#### Supplied data

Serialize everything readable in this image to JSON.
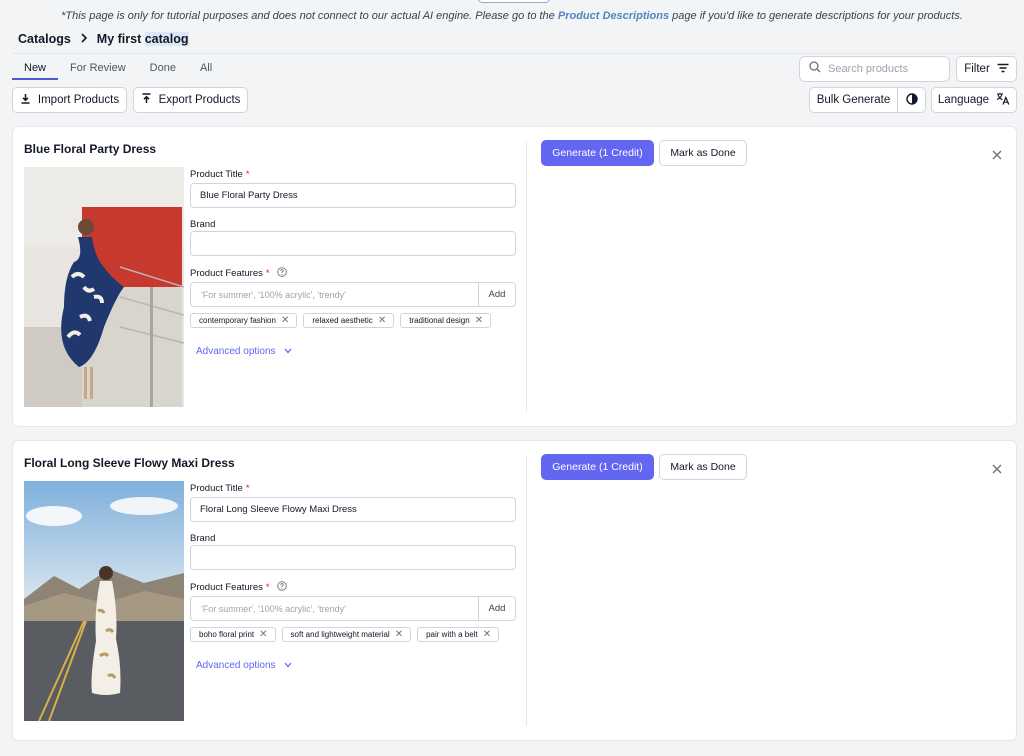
{
  "notice": {
    "before": "*This page is only for tutorial purposes and does not connect to our actual AI engine. Please go to the ",
    "link": "Product Descriptions",
    "after": " page if you'd like to generate descriptions for your products."
  },
  "breadcrumb": {
    "root": "Catalogs",
    "current_prefix": "My first ",
    "current_highlight": "catalog"
  },
  "tabs": [
    {
      "label": "New"
    },
    {
      "label": "For Review"
    },
    {
      "label": "Done"
    },
    {
      "label": "All"
    }
  ],
  "toolbar": {
    "import_label": "Import Products",
    "export_label": "Export Products",
    "search_placeholder": "Search products",
    "filter_label": "Filter",
    "bulk_generate_label": "Bulk Generate",
    "language_label": "Language"
  },
  "products": [
    {
      "title": "Blue Floral Party Dress",
      "product_title_label": "Product Title",
      "product_title_value": "Blue Floral Party Dress",
      "brand_label": "Brand",
      "brand_value": "",
      "features_label": "Product Features",
      "features_placeholder": "'For summer', '100% acrylic', 'trendy'",
      "add_label": "Add",
      "features": [
        "contemporary fashion",
        "relaxed aesthetic",
        "traditional design"
      ],
      "advanced_label": "Advanced options",
      "generate_label": "Generate (1 Credit)",
      "done_label": "Mark as Done"
    },
    {
      "title": "Floral Long Sleeve Flowy Maxi Dress",
      "product_title_label": "Product Title",
      "product_title_value": "Floral Long Sleeve Flowy Maxi Dress",
      "brand_label": "Brand",
      "brand_value": "",
      "features_label": "Product Features",
      "features_placeholder": "'For summer', '100% acrylic', 'trendy'",
      "add_label": "Add",
      "features": [
        "boho floral print",
        "soft and lightweight material",
        "pair with a belt"
      ],
      "advanced_label": "Advanced options",
      "generate_label": "Generate (1 Credit)",
      "done_label": "Mark as Done"
    }
  ],
  "colors": {
    "accent": "#6366f1",
    "link": "#4f86c6",
    "required": "#dc2626"
  }
}
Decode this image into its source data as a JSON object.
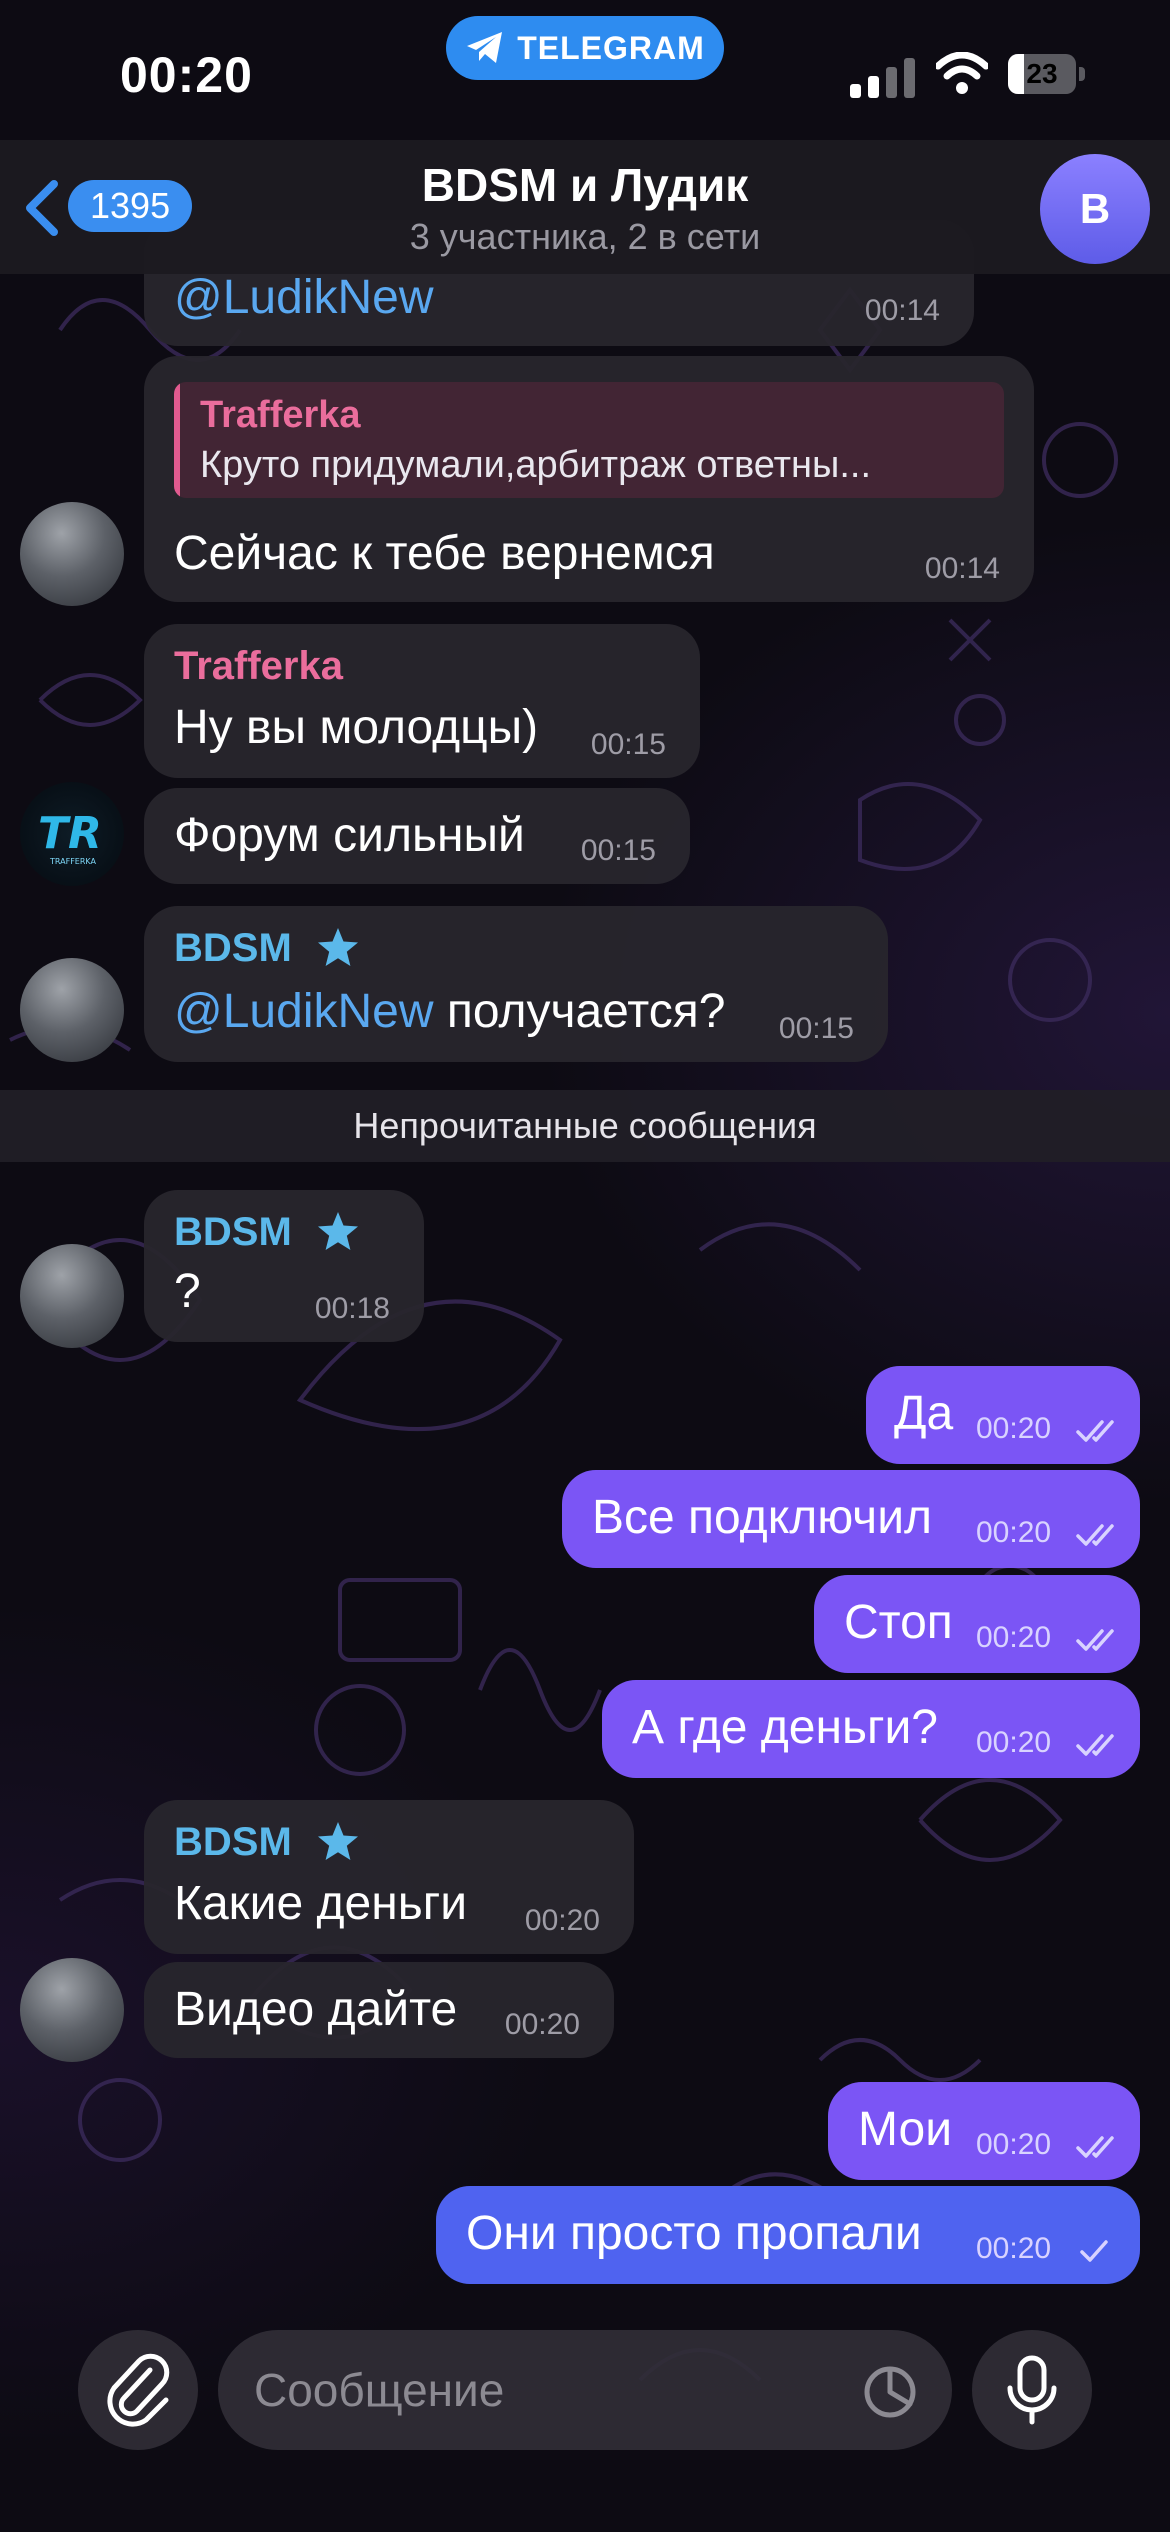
{
  "status_bar": {
    "time": "00:20",
    "pill_label": "TELEGRAM",
    "battery_percent": "23",
    "battery_level": 0.23,
    "icons": [
      "telegram-plane-icon",
      "signal-icon",
      "wifi-icon",
      "battery-icon"
    ]
  },
  "header": {
    "back_count": "1395",
    "title": "BDSM и Лудик",
    "subtitle": "3 участника, 2 в сети",
    "avatar_letter": "B"
  },
  "messages": {
    "m1": {
      "text": "@LudikNew",
      "time": "00:14"
    },
    "m2": {
      "reply_name": "Trafferka",
      "reply_text": "Круто придумали,арбитраж ответны...",
      "text": "Сейчас к тебе вернемся",
      "time": "00:14"
    },
    "m3": {
      "sender": "Trafferka",
      "text": "Ну вы молодцы)",
      "time": "00:15"
    },
    "m4": {
      "text": "Форум сильный",
      "time": "00:15"
    },
    "m5": {
      "sender": "BDSM",
      "mention": "@LudikNew",
      "text": " получается?",
      "time": "00:15"
    },
    "unread_label": "Непрочитанные сообщения",
    "m6": {
      "sender": "BDSM",
      "text": "?",
      "time": "00:18"
    },
    "o1": {
      "text": "Да",
      "time": "00:20"
    },
    "o2": {
      "text": "Все подключил",
      "time": "00:20"
    },
    "o3": {
      "text": "Стоп",
      "time": "00:20"
    },
    "o4": {
      "text": "А где деньги?",
      "time": "00:20"
    },
    "m7": {
      "sender": "BDSM",
      "text": "Какие деньги",
      "time": "00:20"
    },
    "m8": {
      "text": "Видео дайте",
      "time": "00:20"
    },
    "o5": {
      "text": "Мои",
      "time": "00:20"
    },
    "o6": {
      "text": "Они просто пропали",
      "time": "00:20"
    }
  },
  "composer": {
    "placeholder": "Сообщение"
  },
  "colors": {
    "outgoing": "#7b55f5",
    "outgoing_last": "#4f63f0",
    "incoming": "#28252d",
    "accent": "#3a8ef0",
    "sender_pink": "#ea6d9c",
    "sender_cyan": "#5bb8ea"
  }
}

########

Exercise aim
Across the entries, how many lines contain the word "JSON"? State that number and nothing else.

Task solution
2